21st century technology

“Because we’re living in a material world and I am a material girl” – Madonna That’s right, a material world. It’s all about the material goods: the fabrics, the plastics, the jewelry, and the appliances. A material world. Maybe that is why essentials have been left out of homes. As I walked on a narrow path between homes, I could hear the televised voice of an Indian newscaster or actor. I heard the hum of PC’s and saw the illumination on a man’s face caused by the artificial glow of a computer screen. What is going on? All my life, I believed that if a person was poor, they did not have access to technology, that they were disconnected from a certain world. That’s how it is at Andover. There are PC’s then there are Macs, there are shiny new textbooks and then there are the used, slightly worn Text Exchange textbooks.  But walking through Dharavi, I see the heavy machinery, the hanging electrical wires, and the newspapers. I hear the digitized music from a boombox. From the view on the rooftops, the steeples of a green and white mosque erupted from sea of blue tarped roofs. There is culture, there is news, and there is industry and business making overpopulated heart-shaped Dharavi literally the heart of Mumbai.

What does this mean?

It’s a reminder.

A reminder, that despite the immense differences in social, academic, and economic situations that we’re all living at the same time in the same world.

But the most striking realization of this observation is the priorities of people [or a country/government]. Owning a cell phone or satellite television is easier than accessing clean, drinkable water. It made me think of my own priorities. What do I place over certain things?

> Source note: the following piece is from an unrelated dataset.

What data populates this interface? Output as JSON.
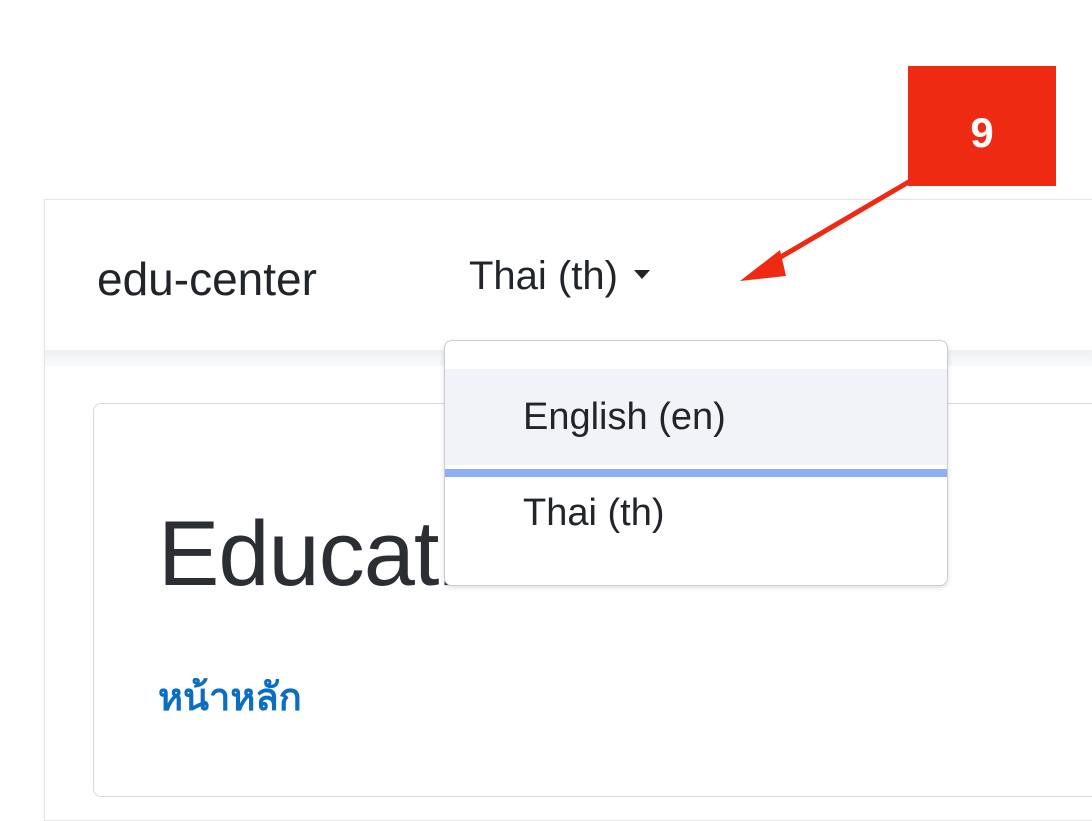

Conversation. More than anything, I know the value of human connection. I know of the understanding through the eyes and the respect from a genuine smile. I prioritize listening and talking above many things.

And learning. I love learning.